Top of INFORMATION SHOWN
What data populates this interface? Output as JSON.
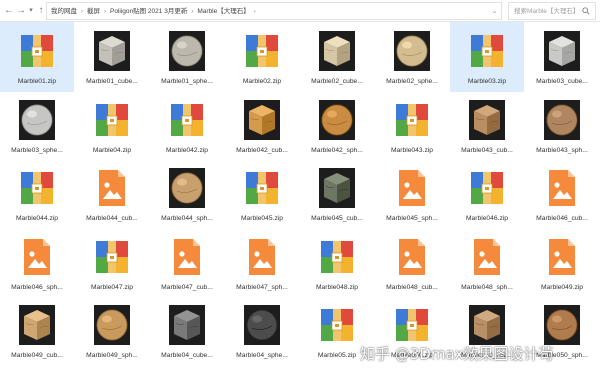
{
  "toolbar": {
    "back_icon": "arrow-left-icon",
    "forward_icon": "arrow-right-icon",
    "dropdown_icon": "chevron-down-icon",
    "up_icon": "arrow-up-icon"
  },
  "breadcrumb": [
    "我的网盘",
    "截屏",
    "Poliigon贴图 2021 3月更新",
    "Marble【大理石】"
  ],
  "search": {
    "placeholder": "搜索Marble【大理石】"
  },
  "watermark": "知乎 @3Dmax效果图设计苟",
  "colors": {
    "selected_bg": "#dcecfc",
    "archive_blue": "#3e7bd6",
    "archive_red": "#e04a3c",
    "archive_green": "#52a845",
    "archive_yellow": "#f3b32f",
    "image_file_orange": "#f58a3c"
  },
  "files": [
    {
      "name": "Marble01.zip",
      "type": "zip",
      "selected": true
    },
    {
      "name": "Marble01_cube...",
      "type": "cube",
      "color": "#c4c1ba"
    },
    {
      "name": "Marble01_sphe...",
      "type": "sphere",
      "color": "#bcb8ad"
    },
    {
      "name": "Marble02.zip",
      "type": "zip"
    },
    {
      "name": "Marble02_cube...",
      "type": "cube",
      "color": "#d5c6a5"
    },
    {
      "name": "Marble02_sphe...",
      "type": "sphere",
      "color": "#d3bc8f"
    },
    {
      "name": "Marble03.zip",
      "type": "zip",
      "selected": true
    },
    {
      "name": "Marble03_cube...",
      "type": "cube",
      "color": "#c9c9c7"
    },
    {
      "name": "Marble03_sphe...",
      "type": "sphere",
      "color": "#c6c6c4"
    },
    {
      "name": "Marble04.zip",
      "type": "zip"
    },
    {
      "name": "Marble042.zip",
      "type": "zip"
    },
    {
      "name": "Marble042_cub...",
      "type": "cube",
      "color": "#d49b4d"
    },
    {
      "name": "Marble042_sph...",
      "type": "sphere",
      "color": "#c98c42"
    },
    {
      "name": "Marble043.zip",
      "type": "zip"
    },
    {
      "name": "Marble043_cub...",
      "type": "cube",
      "color": "#b98e63"
    },
    {
      "name": "Marble043_sph...",
      "type": "sphere",
      "color": "#b08660"
    },
    {
      "name": "Marble044.zip",
      "type": "zip"
    },
    {
      "name": "Marble044_cub...",
      "type": "image"
    },
    {
      "name": "Marble044_sph...",
      "type": "sphere",
      "color": "#c8a06e"
    },
    {
      "name": "Marble045.zip",
      "type": "zip"
    },
    {
      "name": "Marble045_cub...",
      "type": "cube",
      "color": "#6e7763"
    },
    {
      "name": "Marble045_sph...",
      "type": "image"
    },
    {
      "name": "Marble046.zip",
      "type": "zip"
    },
    {
      "name": "Marble046_cub...",
      "type": "image"
    },
    {
      "name": "Marble046_sph...",
      "type": "image"
    },
    {
      "name": "Marble047.zip",
      "type": "zip"
    },
    {
      "name": "Marble047_cub...",
      "type": "image"
    },
    {
      "name": "Marble047_sph...",
      "type": "image"
    },
    {
      "name": "Marble048.zip",
      "type": "zip"
    },
    {
      "name": "Marble048_cub...",
      "type": "image"
    },
    {
      "name": "Marble048_sph...",
      "type": "image"
    },
    {
      "name": "Marble049.zip",
      "type": "image"
    },
    {
      "name": "Marble049_cub...",
      "type": "cube",
      "color": "#cfa772"
    },
    {
      "name": "Marble049_sph...",
      "type": "sphere",
      "color": "#c89a5e"
    },
    {
      "name": "Marble04_cube...",
      "type": "cube",
      "color": "#7a7a7a"
    },
    {
      "name": "Marble04_sphe...",
      "type": "sphere",
      "color": "#4c4c4c"
    },
    {
      "name": "Marble05.zip",
      "type": "zip"
    },
    {
      "name": "Marble050.zip",
      "type": "zip"
    },
    {
      "name": "Marble050_cub...",
      "type": "cube",
      "color": "#b79068"
    },
    {
      "name": "Marble050_sph...",
      "type": "sphere",
      "color": "#b07c4d"
    }
  ]
}
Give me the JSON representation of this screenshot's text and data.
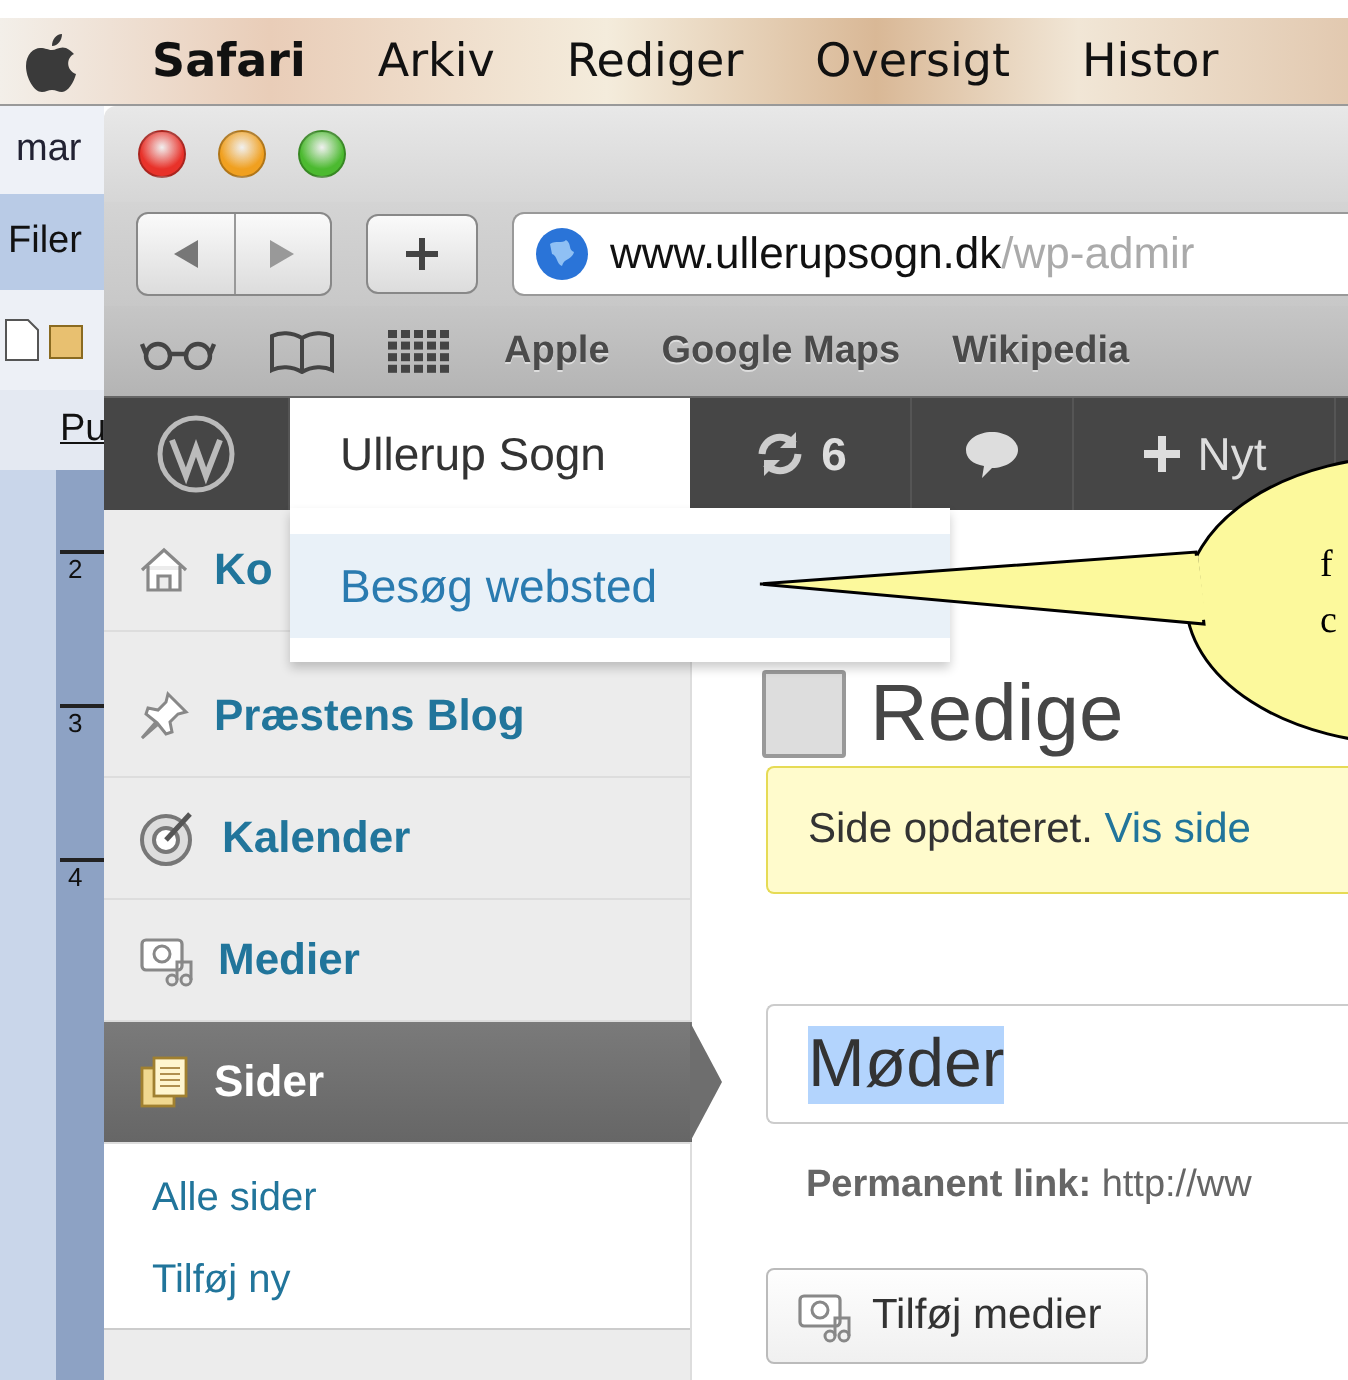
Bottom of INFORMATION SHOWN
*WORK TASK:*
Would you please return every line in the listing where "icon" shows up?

*REPLY TO THE EXERCISE:*
    "back_icon": "arrow-left-icon",
    "forward_icon": "arrow-right-icon",
    "dropdown_icon": "chevron-down-icon",
    "up_icon": "arrow-up-icon"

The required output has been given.